The liquidators' move was made possible in December when Beijing changed the securities law that governed buyouts, allowing sellers to offer blocks of shares to more than one bidder. The Warburg consortium may try to get a leveraged deal off the ground again, market sources said.
Warburg Pincus declined to comment.
Leveraged buyouts typically use debt, secured by the assets that are bought, to gain control of a company
Rival buyout firm Carlyle Group has also ran into trouble with its planned US$375 million takeover of Xugong Construction Machinery, the mainland's largest construction equipment maker.
That deal, in the works for three years, stalled after the Ministry of Commerce refused give the go-ahead unless Carlyle agreed not to sell a controlling stake in Xugong on to a foreign construction company.
A public consultation period was held earlier this month and final approval is pending, market sources said.

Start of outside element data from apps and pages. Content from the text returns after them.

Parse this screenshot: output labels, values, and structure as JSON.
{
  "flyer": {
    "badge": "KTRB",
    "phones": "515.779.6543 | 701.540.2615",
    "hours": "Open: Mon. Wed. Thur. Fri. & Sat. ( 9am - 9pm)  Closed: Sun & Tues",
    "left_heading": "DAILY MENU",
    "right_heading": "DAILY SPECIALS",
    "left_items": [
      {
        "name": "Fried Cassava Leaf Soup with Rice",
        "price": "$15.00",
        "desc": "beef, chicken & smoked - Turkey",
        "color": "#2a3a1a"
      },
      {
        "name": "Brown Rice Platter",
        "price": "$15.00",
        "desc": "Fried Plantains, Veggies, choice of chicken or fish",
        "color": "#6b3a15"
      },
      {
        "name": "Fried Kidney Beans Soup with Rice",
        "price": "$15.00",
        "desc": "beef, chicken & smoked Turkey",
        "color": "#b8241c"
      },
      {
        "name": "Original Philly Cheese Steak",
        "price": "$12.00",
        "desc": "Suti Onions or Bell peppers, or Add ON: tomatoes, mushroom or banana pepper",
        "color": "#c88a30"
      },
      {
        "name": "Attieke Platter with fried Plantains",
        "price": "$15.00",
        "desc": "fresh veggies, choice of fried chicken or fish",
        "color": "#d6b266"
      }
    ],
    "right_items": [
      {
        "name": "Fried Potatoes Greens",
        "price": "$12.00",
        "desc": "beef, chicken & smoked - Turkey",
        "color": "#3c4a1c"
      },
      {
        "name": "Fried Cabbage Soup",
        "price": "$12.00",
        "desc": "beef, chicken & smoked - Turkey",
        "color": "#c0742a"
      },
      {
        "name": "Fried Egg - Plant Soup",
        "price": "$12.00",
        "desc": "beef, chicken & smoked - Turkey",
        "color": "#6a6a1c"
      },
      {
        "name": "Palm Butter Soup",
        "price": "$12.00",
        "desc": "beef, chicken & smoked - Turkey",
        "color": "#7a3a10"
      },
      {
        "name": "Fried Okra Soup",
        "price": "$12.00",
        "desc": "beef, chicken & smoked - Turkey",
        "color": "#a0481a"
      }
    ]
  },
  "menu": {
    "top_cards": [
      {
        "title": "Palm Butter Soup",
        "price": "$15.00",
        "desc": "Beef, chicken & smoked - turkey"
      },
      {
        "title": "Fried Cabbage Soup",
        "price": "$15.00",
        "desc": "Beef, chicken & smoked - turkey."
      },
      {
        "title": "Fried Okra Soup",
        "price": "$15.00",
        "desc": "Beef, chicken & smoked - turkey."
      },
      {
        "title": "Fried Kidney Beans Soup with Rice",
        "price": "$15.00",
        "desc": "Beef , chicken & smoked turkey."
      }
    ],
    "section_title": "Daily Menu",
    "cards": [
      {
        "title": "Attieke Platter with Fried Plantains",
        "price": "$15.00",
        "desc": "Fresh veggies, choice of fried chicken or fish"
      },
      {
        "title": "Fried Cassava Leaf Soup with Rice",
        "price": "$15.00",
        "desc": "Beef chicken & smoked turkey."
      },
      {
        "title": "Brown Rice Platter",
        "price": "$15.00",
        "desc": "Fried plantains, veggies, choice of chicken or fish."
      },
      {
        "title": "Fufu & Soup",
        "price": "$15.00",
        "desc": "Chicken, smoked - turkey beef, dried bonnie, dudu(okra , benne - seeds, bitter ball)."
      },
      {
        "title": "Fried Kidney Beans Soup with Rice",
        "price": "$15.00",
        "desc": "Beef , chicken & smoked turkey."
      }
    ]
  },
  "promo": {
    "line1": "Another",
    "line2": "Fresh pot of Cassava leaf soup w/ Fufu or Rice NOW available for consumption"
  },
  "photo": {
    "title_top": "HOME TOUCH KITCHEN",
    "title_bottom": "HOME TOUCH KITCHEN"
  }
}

Meanwhile, Pacific Alliance, an Asian private equity fund, managed to acquire Goodbaby Group, which sells strollers and cribs, with a US$122.5 million loan this year.
Buyout firms, despite the trouble in finalising deals in China, have been raising record amounts of funds and are eager to put that money to work in the world's fastest-growing major economy.
'It's just the evolution of the market ... [with] interesting trials and errors,' said one Hong Kong-based leveraged finance banker. 'The interest level is still high and we'll find ways to get [deals] done.'
Beijing changed securities law on buyouts in December
Pacific Alliance acquired Goodbaby with US$122m loan
Carlyle's US$375m Xugong deal still stalled after three years